[App and web page records]
***

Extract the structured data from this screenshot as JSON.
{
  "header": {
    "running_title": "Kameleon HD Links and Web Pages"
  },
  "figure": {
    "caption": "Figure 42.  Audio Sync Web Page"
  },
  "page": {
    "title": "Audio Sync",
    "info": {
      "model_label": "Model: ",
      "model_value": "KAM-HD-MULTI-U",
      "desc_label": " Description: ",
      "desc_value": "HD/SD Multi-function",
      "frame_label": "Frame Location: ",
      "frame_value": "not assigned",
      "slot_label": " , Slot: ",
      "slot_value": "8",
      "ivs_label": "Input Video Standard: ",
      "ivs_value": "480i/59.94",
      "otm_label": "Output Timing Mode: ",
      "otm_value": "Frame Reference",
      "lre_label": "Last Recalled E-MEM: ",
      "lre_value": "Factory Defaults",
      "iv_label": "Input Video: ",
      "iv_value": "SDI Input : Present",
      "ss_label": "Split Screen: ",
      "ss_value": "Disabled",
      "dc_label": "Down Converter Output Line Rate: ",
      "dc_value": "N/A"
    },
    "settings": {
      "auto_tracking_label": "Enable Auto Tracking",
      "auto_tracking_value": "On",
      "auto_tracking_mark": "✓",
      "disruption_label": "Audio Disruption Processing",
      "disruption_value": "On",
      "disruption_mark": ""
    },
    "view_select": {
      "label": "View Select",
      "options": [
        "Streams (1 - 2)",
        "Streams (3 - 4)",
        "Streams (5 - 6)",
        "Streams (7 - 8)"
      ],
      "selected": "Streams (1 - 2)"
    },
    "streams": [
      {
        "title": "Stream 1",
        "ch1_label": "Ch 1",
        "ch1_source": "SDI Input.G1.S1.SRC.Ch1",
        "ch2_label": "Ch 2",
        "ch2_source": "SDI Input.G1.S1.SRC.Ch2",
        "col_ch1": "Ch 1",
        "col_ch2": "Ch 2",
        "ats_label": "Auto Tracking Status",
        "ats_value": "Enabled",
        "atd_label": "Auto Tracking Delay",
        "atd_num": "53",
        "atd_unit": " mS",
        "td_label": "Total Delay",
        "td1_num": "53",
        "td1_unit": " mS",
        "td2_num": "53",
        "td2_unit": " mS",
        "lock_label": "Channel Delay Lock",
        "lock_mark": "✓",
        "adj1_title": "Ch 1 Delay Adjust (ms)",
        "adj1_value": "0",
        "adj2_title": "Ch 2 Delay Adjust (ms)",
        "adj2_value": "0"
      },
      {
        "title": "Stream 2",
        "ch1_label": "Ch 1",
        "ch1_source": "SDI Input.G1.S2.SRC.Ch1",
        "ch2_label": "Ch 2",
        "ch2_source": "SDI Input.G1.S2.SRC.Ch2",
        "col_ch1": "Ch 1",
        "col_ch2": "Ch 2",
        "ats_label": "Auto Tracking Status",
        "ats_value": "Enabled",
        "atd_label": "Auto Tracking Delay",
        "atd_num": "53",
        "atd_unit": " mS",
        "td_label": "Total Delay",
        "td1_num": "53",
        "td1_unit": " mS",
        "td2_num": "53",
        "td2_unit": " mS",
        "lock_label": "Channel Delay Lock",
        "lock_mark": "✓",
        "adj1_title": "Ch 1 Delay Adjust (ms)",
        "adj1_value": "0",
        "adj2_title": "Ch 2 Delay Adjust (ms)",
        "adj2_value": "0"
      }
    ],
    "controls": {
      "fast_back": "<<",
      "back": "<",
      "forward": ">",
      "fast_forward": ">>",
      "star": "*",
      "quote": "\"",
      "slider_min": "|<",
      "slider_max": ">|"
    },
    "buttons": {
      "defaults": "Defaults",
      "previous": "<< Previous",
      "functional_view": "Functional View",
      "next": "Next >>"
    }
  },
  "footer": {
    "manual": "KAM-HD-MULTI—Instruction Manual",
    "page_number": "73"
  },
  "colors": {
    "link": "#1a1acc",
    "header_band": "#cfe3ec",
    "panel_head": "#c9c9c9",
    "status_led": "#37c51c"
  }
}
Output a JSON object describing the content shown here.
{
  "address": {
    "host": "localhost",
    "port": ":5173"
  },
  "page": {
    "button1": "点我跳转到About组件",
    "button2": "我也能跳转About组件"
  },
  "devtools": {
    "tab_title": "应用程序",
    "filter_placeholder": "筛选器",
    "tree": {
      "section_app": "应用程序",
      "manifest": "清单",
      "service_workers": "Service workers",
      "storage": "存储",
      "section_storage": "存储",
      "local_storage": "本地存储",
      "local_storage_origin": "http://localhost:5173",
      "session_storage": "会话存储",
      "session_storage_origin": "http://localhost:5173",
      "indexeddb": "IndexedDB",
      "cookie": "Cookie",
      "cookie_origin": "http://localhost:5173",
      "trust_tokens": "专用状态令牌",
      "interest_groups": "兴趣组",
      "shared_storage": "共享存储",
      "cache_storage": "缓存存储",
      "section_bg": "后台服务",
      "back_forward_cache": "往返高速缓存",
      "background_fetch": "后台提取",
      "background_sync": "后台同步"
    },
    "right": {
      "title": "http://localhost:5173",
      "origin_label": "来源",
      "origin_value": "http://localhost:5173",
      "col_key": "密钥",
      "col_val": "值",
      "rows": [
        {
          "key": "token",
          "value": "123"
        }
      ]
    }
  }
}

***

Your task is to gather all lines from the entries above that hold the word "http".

      "local_storage_origin": "http://localhost:5173",
      "session_storage_origin": "http://localhost:5173",
      "cookie_origin": "http://localhost:5173",
      "title": "http://localhost:5173",
      "origin_value": "http://localhost:5173",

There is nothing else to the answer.